: A Memoir
||"We live in the age of mass loquacity," Martin Amis writes
by way of introduction to Experience, thereby placing
the reader in a curious bind. How to feel about a memoir by
a writer who deplores our current enthusiasm for memoirs? Can
such a public appeal for private life be convincing? The son
: A Suicide Note
||Absolutely one of the funniest, smartest, meanest books I
know. John Self, the Rabelaisian narrator of the novel, is an
advertising man and director of TV commercials who lurches through
London and Manhattan, eating, drinking, drugging and smoking
too much, buying too much sex, and caring for little... Read
Fields (Vintage International)
||London Fields is Amis's murder story for the end of

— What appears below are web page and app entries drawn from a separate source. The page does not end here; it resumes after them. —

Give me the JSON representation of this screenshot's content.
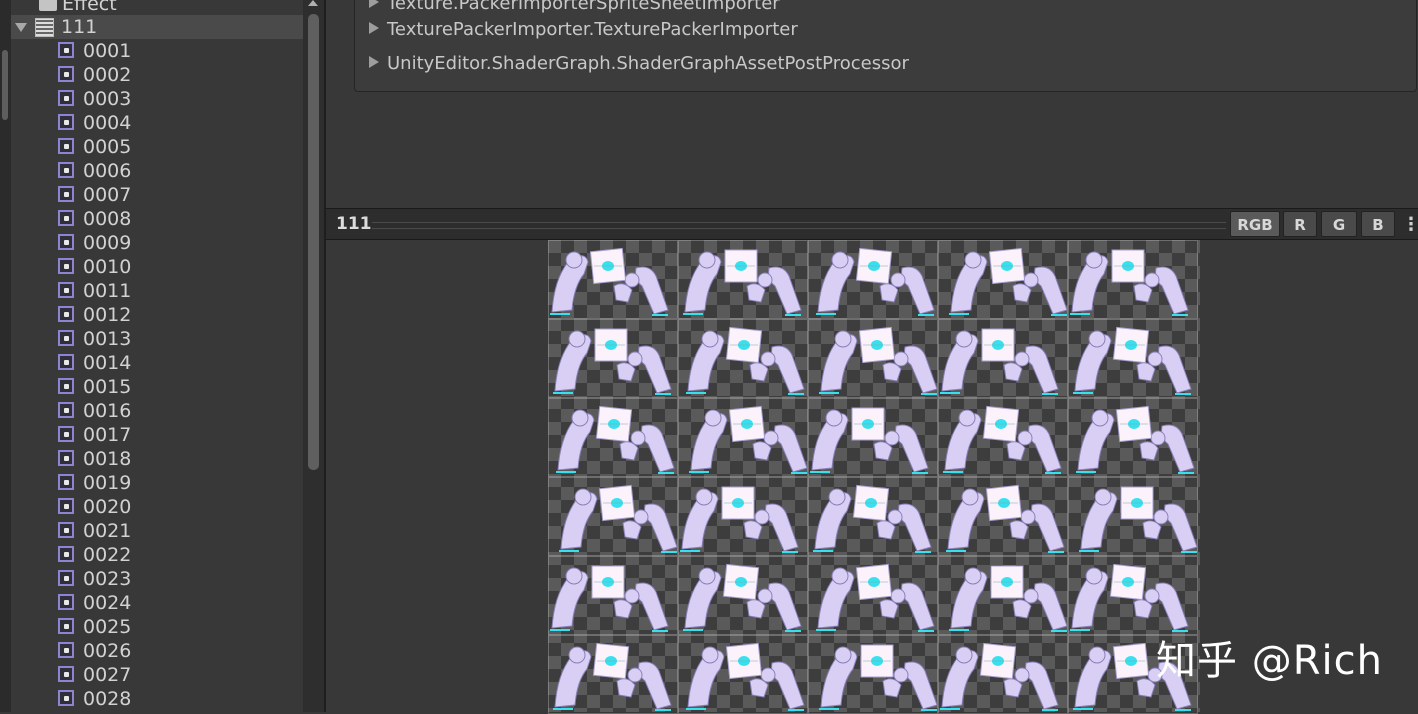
{
  "project": {
    "folder_label": "Effect",
    "sheet_label": "111",
    "sprites": [
      "0001",
      "0002",
      "0003",
      "0004",
      "0005",
      "0006",
      "0007",
      "0008",
      "0009",
      "0010",
      "0011",
      "0012",
      "0013",
      "0014",
      "0015",
      "0016",
      "0017",
      "0018",
      "0019",
      "0020",
      "0021",
      "0022",
      "0023",
      "0024",
      "0025",
      "0026",
      "0027",
      "0028"
    ]
  },
  "inspector": {
    "processors": [
      "Texture.PackerImporterSpriteSheetImporter",
      "TexturePackerImporter.TexturePackerImporter",
      "UnityEditor.ShaderGraph.ShaderGraphAssetPostProcessor"
    ]
  },
  "preview": {
    "title": "111",
    "channels": [
      "RGB",
      "R",
      "G",
      "B"
    ],
    "active_channel": "RGB",
    "menu_icon": "kebab-menu-icon",
    "grid": {
      "columns": 5,
      "rows_visible": 6
    }
  },
  "watermark": "知乎 @Rich",
  "colors": {
    "sprite_tint": "#d9cff5",
    "accent_cyan": "#38e0ee",
    "icon_purple": "#8e85d2"
  }
}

the millennium. The murderee is Nicola Six, a "black hole" of
sex and self-loathing intent on orchestrating her own extinction.
The murderer may be Keith Talent, a violent lowlife whose only
passions are pornography and darts. Or is the killer the...
Arrow : Or the Nature of the Offense
||Amis attempts here to write a path into and through the inverted
morality of the Nazis: how can a writer tell about something
that's fundamentally unspeakable? Amis' solution is a deft literary
conceit of narrative inversion. He puts two separate consciousnesses
into the person of one man, ex-Nazi... Read
THE NEW YORK TIMES - May 23, 2000
For Writers, Father and Son, Out of Conflict Grew Love
With novels like ''London Fields,'' ''Money'' and ''The Information,''
Martin Amis has demonstrated that he is a writer equipped with a
daunting arsenal of literary gifts: a dazzling, chameleonesque command
of language, a willingness to tackle large issues and larger social
canvases and an unforgiving, heat-seeking eye for the unwholesome
ferment of contemporary life. The one thing lacking in his work,
readers might have argued, was an emotional sincerity; too often
his writing substituted sardonic detachment for heartfelt feeling,
chilly postmodern pyrotechnics for a concern with what one of Mr.
Amis's heroes, Saul Bellow, has called ''the mysterious circumstances
from THE NEW YORK TIMES - May 28, 2000
His Father's Son
Martin Amis, son of Kingsley and likewise a novelist with
acid in his inkwell, was greatly abused by the British press in
the mid-1990's, when he left his wife, his agent and his country
for another woman, a megabucks book deal and oral surgery so extravagant
as to amount to urban renewal. Why Martin's mouth should have been
of such consuming interest to anyone outside the broken family circle
is a mystery. Nor is it any more exciting to read about in his memoir
than it was in the tabs. Yet there is almost as much here about
his teeth as there is about his father. This is unfortunate. ''Experience''
is a portmanteau of personal history, ancestor worship and promiscuous
opinionizing, and a pinata of literary gossip that Amis beats
with a stick, causing many names to drop. (Good names, too: Philip
Larkin, Saul Bellow, Christopher Hitchens, Tina Brown and John Travolta.
Did you know that Salman Rushdie went to a baseball game with Don
DeLillo? That Ian McEwan used to have lunch with Thomas Pynchon?)
And if we stay put till the last 100 pages, it will break our heart.
But meanwhile we go far too often to the dentist... [more]
from THE NEW YORK TIMES - January 27, 1998
Detective Mike Hoolihan? She's Tough
Martin Amis's career is beginning to take the shape of Graham Greene's:
bigger, ambitious novels interspersed with slighter ''entertainments,''
novels that extrapolate the author's distinctive social and moral
vision interspersed with works that are more clearly exercises in
craft. Between sprawling, minutely detailed epics of modern life
like ''Money'' (1985), ''London Fields'' (1990) and ''The Information''
(1995), Mr. Amis has given us ''Einstein's Monsters'' (1987),
a rather flimsy collection of stories linked by the theme of nuclear
war; ''Time's Arrow'' (1991), a contrived tale of a Nazi-turned-fugitive
told in reverse chronology, and now ''Night Train,'' a noirish mystery
narrated by a hard-boiled cop... [more]
Thriller With Something on Its Mind - 98.02 - Martin Amis
is teetering on the edge of profundity
Martin Amis Web - "This site contains news, scholarship,
interviews, reviews, criticism, bibliographies, and biographical
information concerning Amis. It also features a discussion web
for threaded discussion of Amis, his works, his contemporaries,
and contemporary fiction."